I was talking recently with a project manager at a large technology-consulting firm that primarily serves the corporate and government sectors. He was telling me the challenges he is facing hiring engineers, programmers, and IT support staff. One project he is working on requires 15 additional programming engineers. He’s been looking for a year and has only found three. When he does find and hire an engineer, it is a struggle to maintain them because there are so many other job opportunities for more money and better benefits making retention difficult. And this is out in the real world.

There are clear differences between working in ministry and working in the corporate world. A good economy makes those differences greater. Recent salary surveys and studies show for technology jobs most churches are competing pretty well on the salary level, and trailing a bit on the benefits level. The biggest difference tends to be the workload. The salary may be the same but the workload is significantly different.

While making the same amount of money, the corporate job is only about [a] quarter the work of the ministry job. Obviously, there are exceptions, especially for higher-level corporate jobs and C-Suite type officers but I’ve worked with several folks lately who have left ministry, made the same amount of money in the corporate world, while enjoying significantly less work. This makes hiring in the church world even more challenging.
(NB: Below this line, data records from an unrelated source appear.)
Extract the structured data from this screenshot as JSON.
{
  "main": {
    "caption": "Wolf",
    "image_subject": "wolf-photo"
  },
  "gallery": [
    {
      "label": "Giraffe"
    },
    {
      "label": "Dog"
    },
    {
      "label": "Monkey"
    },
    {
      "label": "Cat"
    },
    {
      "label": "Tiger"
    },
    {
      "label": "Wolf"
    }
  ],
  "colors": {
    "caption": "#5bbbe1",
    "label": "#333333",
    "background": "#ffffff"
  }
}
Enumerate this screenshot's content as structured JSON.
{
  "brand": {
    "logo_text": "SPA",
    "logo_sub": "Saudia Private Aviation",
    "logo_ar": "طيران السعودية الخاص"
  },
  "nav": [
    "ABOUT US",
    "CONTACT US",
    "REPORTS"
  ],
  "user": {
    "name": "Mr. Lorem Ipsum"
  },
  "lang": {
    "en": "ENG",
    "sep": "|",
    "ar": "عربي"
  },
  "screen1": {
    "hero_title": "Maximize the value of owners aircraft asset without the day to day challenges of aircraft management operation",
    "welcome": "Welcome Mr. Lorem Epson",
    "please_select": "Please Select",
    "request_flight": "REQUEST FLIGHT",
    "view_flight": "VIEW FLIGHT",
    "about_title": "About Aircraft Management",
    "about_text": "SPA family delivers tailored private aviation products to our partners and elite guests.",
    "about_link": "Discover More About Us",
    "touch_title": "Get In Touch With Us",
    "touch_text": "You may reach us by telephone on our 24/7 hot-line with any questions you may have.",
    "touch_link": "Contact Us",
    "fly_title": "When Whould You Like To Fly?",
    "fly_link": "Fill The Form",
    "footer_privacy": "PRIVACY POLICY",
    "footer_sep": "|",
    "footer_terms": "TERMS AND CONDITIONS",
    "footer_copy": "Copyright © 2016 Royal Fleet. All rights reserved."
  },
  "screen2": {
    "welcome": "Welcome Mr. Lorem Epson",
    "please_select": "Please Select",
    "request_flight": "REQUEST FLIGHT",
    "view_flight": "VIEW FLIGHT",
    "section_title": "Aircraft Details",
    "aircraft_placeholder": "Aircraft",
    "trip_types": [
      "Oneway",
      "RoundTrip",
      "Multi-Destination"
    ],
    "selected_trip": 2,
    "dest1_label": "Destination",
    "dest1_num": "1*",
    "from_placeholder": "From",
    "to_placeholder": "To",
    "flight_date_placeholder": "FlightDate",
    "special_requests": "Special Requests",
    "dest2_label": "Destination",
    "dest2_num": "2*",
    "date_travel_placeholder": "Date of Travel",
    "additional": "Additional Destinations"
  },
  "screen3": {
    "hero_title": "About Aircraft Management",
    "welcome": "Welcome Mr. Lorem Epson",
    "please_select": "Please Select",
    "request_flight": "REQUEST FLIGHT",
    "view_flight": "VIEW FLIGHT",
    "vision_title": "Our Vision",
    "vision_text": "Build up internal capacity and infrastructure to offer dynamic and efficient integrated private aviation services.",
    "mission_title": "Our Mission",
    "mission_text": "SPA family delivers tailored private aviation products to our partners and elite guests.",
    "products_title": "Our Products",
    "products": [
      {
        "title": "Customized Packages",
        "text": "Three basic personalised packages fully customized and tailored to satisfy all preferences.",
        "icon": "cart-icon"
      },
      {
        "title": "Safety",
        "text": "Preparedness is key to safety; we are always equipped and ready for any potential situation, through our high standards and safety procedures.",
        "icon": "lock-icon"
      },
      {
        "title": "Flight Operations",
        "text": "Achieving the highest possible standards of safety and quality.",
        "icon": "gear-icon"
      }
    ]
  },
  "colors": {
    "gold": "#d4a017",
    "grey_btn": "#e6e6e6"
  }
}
So why are we talking about this? Two reasons. First, I’m dealing with this now. I have job openings on our technology teams I’m struggling to fill. While I can compete on salary and even do better in most cases on benefits, I can’t compete on workload. Second, I’m not alone. I know of many churches and ministries who are desperate for trained technology staff and unable to find them.


There is no doubt working in ministry is different, and requires a person who wants to serve the King first. With the economy thriving, we need folks called to ministry who are willing to work hard for an eternal reward. Many are [hesitant] to work at a ministry, not because they will make less money, but because the job often requires more.

To those who God has gifted with skills in the areas we are talking about, let me implore you to consider serving in ministry. We need you! God has given you gifts and abilities and there may be opportunities around you to put them to use in a vocational fashion at a church or ministry. Don’t be afraid of hard work and laying up treasures in heaven. The economy is good, there is no doubt but don’t hide behind that as a reason not to use your skills in vocational ministry.

For those struggling to fill jobs at your church or ministry, have faith. God promises to take care of all our needs and I believe that includes hiring technology staff. God cares about the sparrow, knows the number of hairs on our head, and will provide the geeks. They are out there. The good news is in many cases you aren’t offering a pay reduction to serve at a church. The bad news is those folks may need some mentoring and discipleship.

There is no doubt ministry is not for everyone. My encouragement to you is to consider it. Whether at a church near you or maybe at one I know in Lafayette, IN, (click on my name at the top of the article for my contact info). I’m thankful for a good economy. I’m thankful unemployment is low and I’m thankful God will take care of our needs and the needs of His church. Maybe you are part of His plan.